Once your dog is pronounced with a clean bill of health, now comes your involvement. If you suffered the loss of a pet in your home, well, a trip to the animal shelter might be on the top of the list for you and your pup.  If you’re heart and home are not ready for a new addition, then you can easily try extra trips to the dog park, car rides with the windows rolled down and of course BACON (or any special treat that your pup loves).

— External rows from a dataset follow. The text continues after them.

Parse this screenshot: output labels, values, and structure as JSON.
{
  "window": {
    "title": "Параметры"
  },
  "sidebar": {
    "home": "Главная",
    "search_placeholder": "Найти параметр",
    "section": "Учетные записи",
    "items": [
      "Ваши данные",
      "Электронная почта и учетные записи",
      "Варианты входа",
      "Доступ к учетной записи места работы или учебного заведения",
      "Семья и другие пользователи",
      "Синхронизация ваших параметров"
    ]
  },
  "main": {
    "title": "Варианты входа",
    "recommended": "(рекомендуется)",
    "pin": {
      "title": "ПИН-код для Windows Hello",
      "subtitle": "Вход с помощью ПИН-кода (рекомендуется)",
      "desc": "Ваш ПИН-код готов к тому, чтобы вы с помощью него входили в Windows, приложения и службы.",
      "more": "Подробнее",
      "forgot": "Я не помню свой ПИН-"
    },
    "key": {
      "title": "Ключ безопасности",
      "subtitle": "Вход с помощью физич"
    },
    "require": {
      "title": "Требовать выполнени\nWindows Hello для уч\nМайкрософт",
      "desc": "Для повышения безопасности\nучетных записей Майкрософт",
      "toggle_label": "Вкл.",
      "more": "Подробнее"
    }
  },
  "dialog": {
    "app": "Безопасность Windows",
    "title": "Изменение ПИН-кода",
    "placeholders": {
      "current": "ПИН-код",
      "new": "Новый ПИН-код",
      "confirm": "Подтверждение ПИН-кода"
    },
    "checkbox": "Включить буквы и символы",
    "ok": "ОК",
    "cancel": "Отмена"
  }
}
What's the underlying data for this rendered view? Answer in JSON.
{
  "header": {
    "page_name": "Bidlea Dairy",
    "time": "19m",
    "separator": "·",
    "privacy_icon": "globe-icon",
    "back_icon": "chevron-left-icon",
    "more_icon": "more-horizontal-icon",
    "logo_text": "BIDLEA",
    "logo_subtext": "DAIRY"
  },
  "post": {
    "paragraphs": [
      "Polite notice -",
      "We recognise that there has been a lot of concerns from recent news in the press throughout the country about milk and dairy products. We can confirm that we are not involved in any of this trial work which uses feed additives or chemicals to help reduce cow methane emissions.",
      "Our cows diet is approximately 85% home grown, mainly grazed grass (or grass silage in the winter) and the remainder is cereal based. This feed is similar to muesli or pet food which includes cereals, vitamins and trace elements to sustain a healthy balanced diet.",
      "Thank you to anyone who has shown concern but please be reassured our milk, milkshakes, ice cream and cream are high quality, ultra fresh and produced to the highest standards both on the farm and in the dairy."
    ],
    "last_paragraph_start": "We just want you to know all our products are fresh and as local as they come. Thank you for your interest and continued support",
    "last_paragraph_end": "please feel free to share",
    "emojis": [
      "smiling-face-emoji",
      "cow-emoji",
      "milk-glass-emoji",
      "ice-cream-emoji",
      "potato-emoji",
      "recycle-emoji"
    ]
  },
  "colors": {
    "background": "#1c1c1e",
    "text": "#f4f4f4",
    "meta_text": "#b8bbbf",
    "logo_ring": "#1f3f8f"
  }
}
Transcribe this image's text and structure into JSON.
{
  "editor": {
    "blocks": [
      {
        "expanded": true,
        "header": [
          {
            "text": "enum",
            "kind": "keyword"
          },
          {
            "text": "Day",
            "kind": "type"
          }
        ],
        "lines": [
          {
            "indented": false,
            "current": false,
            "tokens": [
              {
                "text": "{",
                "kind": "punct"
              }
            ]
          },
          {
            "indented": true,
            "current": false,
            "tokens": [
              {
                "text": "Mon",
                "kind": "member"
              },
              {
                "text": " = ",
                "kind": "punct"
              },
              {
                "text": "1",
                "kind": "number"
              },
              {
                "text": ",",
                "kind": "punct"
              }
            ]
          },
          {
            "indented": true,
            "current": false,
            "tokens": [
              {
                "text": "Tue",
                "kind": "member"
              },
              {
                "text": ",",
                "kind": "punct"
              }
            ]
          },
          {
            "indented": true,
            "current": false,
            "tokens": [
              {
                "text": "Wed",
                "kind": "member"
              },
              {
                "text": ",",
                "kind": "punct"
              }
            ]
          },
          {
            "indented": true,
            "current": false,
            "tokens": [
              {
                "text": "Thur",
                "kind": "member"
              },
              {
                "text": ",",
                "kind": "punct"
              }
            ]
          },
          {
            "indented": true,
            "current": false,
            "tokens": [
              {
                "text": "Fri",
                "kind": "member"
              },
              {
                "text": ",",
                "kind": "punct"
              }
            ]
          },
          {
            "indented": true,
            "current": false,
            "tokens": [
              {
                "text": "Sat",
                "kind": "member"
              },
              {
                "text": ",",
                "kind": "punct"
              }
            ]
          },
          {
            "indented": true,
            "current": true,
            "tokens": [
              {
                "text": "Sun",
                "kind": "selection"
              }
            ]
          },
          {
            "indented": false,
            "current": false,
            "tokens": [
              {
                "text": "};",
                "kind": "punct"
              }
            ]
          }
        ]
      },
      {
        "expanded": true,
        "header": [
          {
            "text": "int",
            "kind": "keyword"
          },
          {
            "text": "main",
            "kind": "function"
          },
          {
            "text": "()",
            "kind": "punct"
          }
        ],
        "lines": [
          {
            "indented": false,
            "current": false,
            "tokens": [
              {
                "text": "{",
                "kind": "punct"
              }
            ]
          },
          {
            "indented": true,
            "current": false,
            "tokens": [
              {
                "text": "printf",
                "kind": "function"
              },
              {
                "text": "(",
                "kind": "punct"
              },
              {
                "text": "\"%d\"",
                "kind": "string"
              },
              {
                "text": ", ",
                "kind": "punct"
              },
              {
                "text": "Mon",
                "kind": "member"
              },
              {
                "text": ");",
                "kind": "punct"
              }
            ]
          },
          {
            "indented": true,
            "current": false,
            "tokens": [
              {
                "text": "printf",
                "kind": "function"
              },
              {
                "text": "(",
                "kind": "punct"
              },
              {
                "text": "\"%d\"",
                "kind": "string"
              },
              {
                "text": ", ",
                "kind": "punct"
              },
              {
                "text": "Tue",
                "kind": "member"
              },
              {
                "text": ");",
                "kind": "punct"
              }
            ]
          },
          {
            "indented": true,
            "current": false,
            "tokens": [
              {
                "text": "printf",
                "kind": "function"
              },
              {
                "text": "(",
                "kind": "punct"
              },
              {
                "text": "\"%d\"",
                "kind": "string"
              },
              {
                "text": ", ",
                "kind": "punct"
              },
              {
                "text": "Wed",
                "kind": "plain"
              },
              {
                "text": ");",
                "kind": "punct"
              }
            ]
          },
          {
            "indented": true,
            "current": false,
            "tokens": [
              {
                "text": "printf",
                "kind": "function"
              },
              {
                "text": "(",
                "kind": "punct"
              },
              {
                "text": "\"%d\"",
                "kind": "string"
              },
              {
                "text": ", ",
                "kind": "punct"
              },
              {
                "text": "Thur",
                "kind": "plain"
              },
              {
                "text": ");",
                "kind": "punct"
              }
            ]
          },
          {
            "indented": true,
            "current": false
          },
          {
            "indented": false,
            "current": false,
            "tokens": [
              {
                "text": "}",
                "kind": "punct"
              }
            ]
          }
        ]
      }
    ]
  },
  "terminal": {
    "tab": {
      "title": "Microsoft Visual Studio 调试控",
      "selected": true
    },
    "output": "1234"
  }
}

Most importantly, for treating your dog’s depression is to make sure YOUR attitude is positive.  Wag your own tail and pretty soon your pup will be joining in on the dog party!  Turning that frown upside down could be as easy as extra pets and extra snuggle time.  They are certainly worth it!